was seized by the servant, and knocked him down with a brass pestle. Then h_umped back into the garden and spent five minutes over the man, trying t_iscover whether he had killed him or not. And the prosecutor refuses t_elieve the prisoner's statement that he ran to old Grigory out of pity. 'No,'
he says, 'such sensibility is impossible at such a moment, that's unnatural;
he ran to find out whether the only witness of his crime was dead or alive,
and so showed that he had committed the murder, since he would not have ru_ack for any other reason.'
"Here you have psychology; but let us take the same method and apply it to th_ase the other way round, and our result will be no less probable. Th_urderer, we are told, leapt down to find out, as a precaution, whether th_itness was alive or not, yet he had left in his murdered father's study, a_he prosecutor himself argues, an amazing piece of evidence in the shape of _orn envelope, with an inscription that there had been three thousand rouble_n it. 'If he had carried that envelope away with him, no one in the worl_ould have known of that envelope and of the notes in it, and that the mone_ad been stolen by the prisoner.' Those are the prosecutor's own words. So o_ne side you see a complete absence of precaution, a man who has lost his hea_nd run away in a fright, leaving that clue on the floor, and two minute_ater, when he has killed another man, we are entitled to assume the mos_eartless and calculating foresight in him. But even admitting this was so, i_s psychological subtlety, I suppose, that discerns that under certai_ircumstances I become as bloodthirsty and keen-sighted as a Caucasian eagle,

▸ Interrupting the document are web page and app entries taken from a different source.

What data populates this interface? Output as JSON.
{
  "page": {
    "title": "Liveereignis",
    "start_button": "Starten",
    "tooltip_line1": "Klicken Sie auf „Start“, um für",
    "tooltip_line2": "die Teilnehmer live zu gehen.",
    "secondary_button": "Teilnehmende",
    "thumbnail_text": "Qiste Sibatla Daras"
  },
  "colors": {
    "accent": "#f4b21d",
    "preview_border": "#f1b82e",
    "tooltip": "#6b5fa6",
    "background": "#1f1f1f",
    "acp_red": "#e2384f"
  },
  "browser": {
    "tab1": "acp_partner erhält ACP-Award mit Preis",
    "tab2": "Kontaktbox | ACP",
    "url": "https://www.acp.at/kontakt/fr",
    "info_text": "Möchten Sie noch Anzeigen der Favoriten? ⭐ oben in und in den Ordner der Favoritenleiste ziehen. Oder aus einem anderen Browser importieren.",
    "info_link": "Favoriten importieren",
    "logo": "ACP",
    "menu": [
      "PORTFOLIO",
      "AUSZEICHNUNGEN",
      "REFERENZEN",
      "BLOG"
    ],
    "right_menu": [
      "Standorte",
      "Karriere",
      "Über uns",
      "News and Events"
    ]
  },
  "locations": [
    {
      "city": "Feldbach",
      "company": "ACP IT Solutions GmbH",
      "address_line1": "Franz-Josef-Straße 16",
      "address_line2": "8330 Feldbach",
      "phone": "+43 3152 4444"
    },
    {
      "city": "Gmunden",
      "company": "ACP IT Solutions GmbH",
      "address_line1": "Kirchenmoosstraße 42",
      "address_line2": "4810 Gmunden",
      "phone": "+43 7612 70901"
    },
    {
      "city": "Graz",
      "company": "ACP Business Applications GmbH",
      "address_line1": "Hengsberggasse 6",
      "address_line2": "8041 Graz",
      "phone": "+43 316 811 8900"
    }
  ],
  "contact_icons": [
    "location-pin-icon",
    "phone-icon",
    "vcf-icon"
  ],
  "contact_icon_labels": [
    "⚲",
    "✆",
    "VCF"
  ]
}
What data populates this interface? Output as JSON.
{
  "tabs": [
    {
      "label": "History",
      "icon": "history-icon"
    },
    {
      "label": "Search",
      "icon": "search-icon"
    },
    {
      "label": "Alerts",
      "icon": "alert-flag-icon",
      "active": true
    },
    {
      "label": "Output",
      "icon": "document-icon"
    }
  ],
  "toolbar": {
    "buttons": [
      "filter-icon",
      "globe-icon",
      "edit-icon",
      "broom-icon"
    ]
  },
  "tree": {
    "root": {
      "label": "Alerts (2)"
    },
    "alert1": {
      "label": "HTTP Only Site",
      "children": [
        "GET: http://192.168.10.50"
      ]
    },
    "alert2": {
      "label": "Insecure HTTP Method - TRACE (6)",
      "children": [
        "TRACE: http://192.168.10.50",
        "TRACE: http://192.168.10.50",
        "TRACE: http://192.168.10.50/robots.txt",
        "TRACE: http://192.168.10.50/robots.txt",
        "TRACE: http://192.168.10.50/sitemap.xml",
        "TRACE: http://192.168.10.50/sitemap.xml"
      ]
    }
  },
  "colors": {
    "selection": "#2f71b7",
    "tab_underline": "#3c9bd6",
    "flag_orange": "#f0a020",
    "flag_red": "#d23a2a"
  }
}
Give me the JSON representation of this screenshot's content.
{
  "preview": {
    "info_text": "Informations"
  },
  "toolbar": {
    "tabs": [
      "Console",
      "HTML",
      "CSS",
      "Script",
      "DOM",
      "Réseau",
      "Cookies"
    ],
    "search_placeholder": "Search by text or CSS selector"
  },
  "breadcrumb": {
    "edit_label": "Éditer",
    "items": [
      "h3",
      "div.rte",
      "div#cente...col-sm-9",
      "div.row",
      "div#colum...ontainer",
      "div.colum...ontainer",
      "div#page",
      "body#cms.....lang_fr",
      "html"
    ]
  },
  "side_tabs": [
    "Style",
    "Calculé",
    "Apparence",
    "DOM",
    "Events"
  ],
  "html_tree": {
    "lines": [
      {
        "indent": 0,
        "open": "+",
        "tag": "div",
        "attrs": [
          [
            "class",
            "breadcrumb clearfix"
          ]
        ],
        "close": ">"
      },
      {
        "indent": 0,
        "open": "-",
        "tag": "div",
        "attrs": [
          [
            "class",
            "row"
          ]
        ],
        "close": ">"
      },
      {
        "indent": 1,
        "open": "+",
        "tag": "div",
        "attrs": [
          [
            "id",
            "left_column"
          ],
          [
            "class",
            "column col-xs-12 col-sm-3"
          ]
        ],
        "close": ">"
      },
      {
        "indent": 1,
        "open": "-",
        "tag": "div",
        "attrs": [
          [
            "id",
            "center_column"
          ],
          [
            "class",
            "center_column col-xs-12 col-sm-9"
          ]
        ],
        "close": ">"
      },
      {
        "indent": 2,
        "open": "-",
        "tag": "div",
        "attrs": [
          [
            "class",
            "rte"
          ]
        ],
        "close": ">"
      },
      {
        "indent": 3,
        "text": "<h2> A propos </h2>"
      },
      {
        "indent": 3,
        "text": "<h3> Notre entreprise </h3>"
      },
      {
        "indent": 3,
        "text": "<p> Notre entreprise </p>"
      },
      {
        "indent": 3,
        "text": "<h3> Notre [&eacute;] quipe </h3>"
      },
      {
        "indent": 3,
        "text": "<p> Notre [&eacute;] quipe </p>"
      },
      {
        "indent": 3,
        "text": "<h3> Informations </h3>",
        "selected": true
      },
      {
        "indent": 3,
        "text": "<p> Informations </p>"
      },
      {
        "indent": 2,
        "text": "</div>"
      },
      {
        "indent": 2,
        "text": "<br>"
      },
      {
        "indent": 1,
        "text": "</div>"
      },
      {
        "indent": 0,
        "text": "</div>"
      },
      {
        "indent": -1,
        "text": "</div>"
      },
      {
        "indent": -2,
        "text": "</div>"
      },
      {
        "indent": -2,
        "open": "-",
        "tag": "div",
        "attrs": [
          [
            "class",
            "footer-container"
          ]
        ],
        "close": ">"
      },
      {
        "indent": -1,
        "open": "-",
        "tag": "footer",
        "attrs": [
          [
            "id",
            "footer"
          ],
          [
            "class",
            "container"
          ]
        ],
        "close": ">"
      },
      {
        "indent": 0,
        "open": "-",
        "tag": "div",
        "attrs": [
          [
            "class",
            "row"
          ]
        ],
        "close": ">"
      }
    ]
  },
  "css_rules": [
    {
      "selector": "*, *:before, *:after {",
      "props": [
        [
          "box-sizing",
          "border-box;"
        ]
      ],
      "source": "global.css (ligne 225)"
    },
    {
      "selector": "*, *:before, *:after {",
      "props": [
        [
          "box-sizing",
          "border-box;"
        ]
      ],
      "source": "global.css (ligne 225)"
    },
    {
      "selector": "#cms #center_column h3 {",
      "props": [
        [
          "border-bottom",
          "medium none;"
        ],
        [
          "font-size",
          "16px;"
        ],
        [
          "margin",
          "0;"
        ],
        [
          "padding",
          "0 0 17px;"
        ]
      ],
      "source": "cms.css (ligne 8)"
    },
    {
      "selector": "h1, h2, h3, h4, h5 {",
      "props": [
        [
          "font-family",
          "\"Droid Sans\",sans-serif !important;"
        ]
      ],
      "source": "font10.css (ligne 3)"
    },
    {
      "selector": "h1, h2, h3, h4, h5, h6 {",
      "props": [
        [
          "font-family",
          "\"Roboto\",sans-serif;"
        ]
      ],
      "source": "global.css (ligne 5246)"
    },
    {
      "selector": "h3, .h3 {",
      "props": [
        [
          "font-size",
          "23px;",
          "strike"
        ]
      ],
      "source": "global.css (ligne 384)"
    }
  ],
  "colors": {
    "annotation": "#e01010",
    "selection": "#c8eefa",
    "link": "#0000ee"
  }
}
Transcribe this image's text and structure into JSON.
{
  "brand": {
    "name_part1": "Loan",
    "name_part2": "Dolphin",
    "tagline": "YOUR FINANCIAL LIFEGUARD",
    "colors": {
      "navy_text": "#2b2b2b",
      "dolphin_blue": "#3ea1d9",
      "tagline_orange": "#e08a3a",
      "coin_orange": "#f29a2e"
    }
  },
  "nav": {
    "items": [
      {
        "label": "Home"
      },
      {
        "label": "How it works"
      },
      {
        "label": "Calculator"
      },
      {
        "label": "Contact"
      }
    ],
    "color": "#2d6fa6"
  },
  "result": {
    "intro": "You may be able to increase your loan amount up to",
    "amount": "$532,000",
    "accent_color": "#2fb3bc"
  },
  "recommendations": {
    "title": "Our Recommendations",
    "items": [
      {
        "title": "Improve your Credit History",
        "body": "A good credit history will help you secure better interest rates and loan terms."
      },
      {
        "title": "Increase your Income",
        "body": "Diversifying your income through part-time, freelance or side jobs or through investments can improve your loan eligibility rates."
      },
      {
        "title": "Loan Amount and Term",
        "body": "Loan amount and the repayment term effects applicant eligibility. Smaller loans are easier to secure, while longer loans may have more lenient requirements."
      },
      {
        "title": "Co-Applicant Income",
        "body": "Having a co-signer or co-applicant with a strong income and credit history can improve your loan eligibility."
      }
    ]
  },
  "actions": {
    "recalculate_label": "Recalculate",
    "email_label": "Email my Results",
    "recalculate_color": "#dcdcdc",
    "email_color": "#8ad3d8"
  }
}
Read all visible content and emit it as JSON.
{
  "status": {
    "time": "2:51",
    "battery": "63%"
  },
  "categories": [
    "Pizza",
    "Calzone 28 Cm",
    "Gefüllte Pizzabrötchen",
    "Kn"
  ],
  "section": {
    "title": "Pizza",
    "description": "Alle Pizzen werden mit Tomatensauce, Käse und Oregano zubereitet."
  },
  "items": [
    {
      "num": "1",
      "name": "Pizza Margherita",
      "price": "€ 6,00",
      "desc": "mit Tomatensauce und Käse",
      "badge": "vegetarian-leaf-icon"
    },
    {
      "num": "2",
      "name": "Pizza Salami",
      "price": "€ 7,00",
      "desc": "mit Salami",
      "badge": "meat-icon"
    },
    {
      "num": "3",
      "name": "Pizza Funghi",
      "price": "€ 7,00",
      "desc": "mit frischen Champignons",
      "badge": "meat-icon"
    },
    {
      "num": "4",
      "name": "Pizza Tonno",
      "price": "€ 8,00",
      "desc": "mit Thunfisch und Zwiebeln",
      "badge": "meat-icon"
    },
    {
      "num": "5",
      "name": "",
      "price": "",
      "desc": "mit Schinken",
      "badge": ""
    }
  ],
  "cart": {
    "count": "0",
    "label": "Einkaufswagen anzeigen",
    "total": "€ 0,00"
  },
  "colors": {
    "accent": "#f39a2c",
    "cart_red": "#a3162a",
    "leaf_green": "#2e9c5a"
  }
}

while at the next I am as timid and blind as a mole. But if I am s_loodthirsty and cruelly calculating that when I kill a man I only run back t_ind out whether he is alive to witness against me, why should I spend fiv_inutes looking after my victim at the risk of encountering other witnesses?
Why soak my handkerchief, wiping the blood off his head so that it may b_vidence against me later? If he were so cold-hearted and calculating, why no_it the servant on the head again and again with the same pestle so as to kil_im outright and relieve himself of all anxiety about the witness?
"Again, though he ran to see whether the witness was alive, he left anothe_itness on the path, that brass pestle which he had taken from the two women,
and which they could always recognise afterwards as theirs, and prove that h_ad taken it from them. And it is not as though he had forgotten it on th_ath, dropped it through carelessness or haste, no, he had flung away hi_eapon, for it was found fifteen paces from where Grigory lay. Why did he d_o? just because he was grieved at having killed a man, an old servant; and h_lung away the pestle with a curse, as a murderous weapon. That's how it mus_ave been, what other reason could he have had for throwing it so far? And i_e was capable of feeling grief and pity at having killed a man, it shows tha_e was innocent of his father's murder. Had he murdered him, he would neve_ave run to another victim out of pity; then he would have felt differently;
his thoughts would have been centred on self-preservation. He would have ha_one to spare for pity, that is beyond doubt. On the contrary, he would hav_roken his skull instead of spending five minutes looking after him. There wa_oom for pity and good-feeling just because his conscience had been clear til_hen. Here we have a different psychology. I have purposely resorted to thi_ethod, gentlemen of the jury, to show that you can prove anything by it. I_ll depends on who makes use of it. Psychology lures even most serious peopl_nto romancing, and quite unconsciously. I am speaking of the abuse o_sychology, gentlemen."
Sounds of approval and laughter, at the expense of the prosecutor, were agai_udible in the court. I will not repeat the speech in detail; I will onl_uote some passages from it, some leading points.